=== Input ===
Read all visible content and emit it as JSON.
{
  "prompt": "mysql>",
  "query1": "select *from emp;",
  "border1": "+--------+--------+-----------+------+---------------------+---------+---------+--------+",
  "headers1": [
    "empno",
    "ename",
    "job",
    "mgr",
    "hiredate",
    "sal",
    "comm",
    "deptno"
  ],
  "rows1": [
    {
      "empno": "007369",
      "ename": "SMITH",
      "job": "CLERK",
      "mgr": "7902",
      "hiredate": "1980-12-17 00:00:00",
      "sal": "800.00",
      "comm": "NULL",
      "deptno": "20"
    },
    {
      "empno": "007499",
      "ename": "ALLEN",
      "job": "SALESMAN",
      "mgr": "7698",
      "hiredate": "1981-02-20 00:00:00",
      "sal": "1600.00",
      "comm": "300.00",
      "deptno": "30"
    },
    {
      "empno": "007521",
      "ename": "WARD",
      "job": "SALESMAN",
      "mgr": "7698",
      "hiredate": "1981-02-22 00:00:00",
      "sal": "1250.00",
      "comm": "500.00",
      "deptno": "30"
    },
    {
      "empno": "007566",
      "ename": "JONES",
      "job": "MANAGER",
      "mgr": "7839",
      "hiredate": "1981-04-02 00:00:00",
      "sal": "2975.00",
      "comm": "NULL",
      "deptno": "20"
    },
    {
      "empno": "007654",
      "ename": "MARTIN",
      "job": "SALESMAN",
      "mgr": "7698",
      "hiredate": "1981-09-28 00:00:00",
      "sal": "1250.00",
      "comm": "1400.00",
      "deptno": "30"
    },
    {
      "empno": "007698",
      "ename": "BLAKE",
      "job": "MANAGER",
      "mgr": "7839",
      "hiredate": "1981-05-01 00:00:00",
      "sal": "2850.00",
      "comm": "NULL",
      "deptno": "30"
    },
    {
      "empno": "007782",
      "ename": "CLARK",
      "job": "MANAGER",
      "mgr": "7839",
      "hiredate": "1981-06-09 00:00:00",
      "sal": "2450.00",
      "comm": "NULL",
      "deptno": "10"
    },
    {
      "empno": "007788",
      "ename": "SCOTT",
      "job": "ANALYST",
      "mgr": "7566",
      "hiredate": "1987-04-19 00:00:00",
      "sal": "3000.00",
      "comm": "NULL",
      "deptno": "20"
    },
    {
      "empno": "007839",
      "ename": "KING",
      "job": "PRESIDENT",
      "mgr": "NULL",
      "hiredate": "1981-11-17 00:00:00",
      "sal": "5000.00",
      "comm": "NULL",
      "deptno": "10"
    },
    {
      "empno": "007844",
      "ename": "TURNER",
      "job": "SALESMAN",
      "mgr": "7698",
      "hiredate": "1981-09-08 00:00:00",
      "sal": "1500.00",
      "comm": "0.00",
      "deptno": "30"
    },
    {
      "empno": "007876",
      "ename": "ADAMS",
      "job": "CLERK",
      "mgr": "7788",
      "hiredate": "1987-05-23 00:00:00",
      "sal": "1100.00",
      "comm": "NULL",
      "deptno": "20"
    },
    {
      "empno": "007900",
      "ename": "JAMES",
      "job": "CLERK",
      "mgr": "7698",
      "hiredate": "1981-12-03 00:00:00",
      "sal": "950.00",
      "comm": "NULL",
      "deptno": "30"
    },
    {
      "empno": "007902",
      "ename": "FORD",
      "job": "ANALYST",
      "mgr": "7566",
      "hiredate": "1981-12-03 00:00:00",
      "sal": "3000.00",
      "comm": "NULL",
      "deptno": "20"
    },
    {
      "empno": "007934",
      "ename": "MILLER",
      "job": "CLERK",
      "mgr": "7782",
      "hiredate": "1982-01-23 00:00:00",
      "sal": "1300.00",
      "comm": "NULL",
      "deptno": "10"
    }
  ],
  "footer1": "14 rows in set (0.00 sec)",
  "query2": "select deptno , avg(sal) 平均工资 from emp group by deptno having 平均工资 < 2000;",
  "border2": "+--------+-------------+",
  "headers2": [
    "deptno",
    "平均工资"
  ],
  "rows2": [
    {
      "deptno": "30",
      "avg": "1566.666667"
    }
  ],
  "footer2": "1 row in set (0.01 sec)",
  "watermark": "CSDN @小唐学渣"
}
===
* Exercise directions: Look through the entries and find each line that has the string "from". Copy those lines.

* Response area:
  "query1": "select *from emp;",
  "query2": "select deptno , avg(sal) 平均工资 from emp group by deptno having 平均工资 < 2000;",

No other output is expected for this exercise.